Generally, for those looking for a comfortable Python data analysis environment, I recommend using the Spyder IDE. It aims to mimic MATLAB’s excellent GUI and does a pretty good job of it.
However, I personally shy away from IDE’s and use Vim as my text editor for basically everything. This tip is for those few that are like me that need a comfortable data analysis environment centered around Vim. This can be achieved by coupling Vim to Jupyter’s QtConsole.
The idea is to have an interactive console open for quick commands (“plot this data”, “what is the mean of this thing?”, etc.) and a Vim instance where you work on analysis scripts and so forth.
When you start QtConsole, two processes are created: a Jupyter kernel running IPython and a Jupyter client that connects to the kernel and builds a GUI to interact with it. The
vim-ipython Vim plugin adds the ability to connect Vim to the Jupyter kernel started by QtConsole. The situation is thus that there is one IPython kernel with two connected clients. Both clients have full access to the state of the kernel, send command to it, receive results back and can monitor traffic between other clients and the kernel. This setup allows us to make Vim and the QtConsole cooperate nicely.
Of course, you need to have a python installation with the
jupyter-qtconsole package installed. You need the development version: https://github.com/jupyter/qtconsole. Uninstall any previous version you may already have on your machine and install from the Git repository.
You also need the
vim-ipython plugin. The “official” GitHub repository for that plugin is no longer maintained. I recommend grabbing either Wilywampa’s branch at: https://github.com/wilywampa/vim-ipython or my own: https://github.com/wmvanvliet/vim-ipython.
vim-ipython plugin to work properly, Vim needs to have been compiled with Python support (which it usually is these days) and whatever Python Vim is linked against (usually the system Python) needs to have the
jupyter package installed. To find our which Python Vim is using, open Vim and use the command:
:python import sys; print(sys.path)
In my case, Vim tells me
/usr/lib/python2.7/site-packages is the first item in its Python path, so my Vim is using the system python located at
/usr/bin/python. If this is also the case for you, use your system’s package manager to install Jupyter. If this is not the case for you, or if there is no such official package, use PIP to install it. However, make sure to the PIP binary that is part of the Python installation that Vim is using! (In my case that would be

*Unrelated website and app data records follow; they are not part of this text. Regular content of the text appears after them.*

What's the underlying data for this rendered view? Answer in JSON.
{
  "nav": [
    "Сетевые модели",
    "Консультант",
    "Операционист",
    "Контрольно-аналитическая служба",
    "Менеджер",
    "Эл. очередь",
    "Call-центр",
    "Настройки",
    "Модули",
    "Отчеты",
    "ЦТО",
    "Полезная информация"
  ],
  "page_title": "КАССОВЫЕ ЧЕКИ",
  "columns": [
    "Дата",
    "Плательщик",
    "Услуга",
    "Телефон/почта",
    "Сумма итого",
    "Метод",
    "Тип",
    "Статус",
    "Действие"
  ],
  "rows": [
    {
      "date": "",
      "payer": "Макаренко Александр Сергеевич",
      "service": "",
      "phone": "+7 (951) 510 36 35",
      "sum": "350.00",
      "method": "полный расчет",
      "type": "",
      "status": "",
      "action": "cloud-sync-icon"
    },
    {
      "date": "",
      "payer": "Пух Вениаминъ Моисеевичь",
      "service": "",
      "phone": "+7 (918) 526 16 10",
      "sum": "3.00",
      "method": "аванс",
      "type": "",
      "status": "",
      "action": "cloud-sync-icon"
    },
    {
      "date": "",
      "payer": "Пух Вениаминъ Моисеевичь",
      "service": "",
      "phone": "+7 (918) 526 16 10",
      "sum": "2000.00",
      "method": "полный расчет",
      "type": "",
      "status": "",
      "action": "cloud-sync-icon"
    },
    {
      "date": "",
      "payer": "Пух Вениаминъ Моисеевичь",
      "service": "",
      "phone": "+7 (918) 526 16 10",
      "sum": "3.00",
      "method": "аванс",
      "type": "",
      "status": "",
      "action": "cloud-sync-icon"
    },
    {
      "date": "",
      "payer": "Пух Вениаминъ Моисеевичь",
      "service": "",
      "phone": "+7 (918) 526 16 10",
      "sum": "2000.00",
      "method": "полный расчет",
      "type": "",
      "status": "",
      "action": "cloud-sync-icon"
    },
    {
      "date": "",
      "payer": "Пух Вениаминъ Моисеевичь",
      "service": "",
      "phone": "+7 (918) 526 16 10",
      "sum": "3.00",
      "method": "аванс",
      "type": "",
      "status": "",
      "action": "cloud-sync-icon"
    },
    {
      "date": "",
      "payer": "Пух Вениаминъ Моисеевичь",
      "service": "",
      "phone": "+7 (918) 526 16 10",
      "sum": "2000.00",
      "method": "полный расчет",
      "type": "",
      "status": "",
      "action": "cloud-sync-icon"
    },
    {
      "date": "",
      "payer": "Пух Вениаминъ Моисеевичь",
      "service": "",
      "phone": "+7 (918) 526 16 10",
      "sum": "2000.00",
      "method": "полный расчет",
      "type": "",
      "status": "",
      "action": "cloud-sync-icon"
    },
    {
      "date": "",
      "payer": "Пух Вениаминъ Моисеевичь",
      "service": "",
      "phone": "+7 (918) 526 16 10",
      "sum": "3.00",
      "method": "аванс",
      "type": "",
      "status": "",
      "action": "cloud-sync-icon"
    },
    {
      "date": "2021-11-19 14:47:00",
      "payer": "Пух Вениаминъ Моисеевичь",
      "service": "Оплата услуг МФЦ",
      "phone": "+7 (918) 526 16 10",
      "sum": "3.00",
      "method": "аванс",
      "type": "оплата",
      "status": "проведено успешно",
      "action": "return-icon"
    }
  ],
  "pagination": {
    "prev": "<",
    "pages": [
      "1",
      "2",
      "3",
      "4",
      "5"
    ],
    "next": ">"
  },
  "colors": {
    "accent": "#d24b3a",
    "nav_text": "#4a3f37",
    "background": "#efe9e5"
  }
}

With a cutting-edge development version of QtConsole, you can set the following in your
c.ConsoleWidget.include_other_output = True
This instructs QtConsole to echo the communication between the IPython kernel and the Vim. This causes the commands send by Vim to the kernel and the response of the kernel to be shown in the QtConsole window. In your
vimrc you can then disable the hacky way
vim-ipython tries to show you the results of its communication with the kernel:
let g:ipy_monitor_subchannel = 0
If everything is setup correctly, you should be able to open a QtConsole and a Vim instance running side by side. Then, in Vim, open a Python file and give the following command:
Vim will attempt to connect to the IPython kernel. If this is successful you can use (among others) the following keybindings to send Python code to be executed on the kernel:
F5 Run the entire file F9 Run the selected lines <leader>d Get documentation for the function under the cursor
You will see the communication between Vim and the kernel displayed in the QtConsole, prefixed with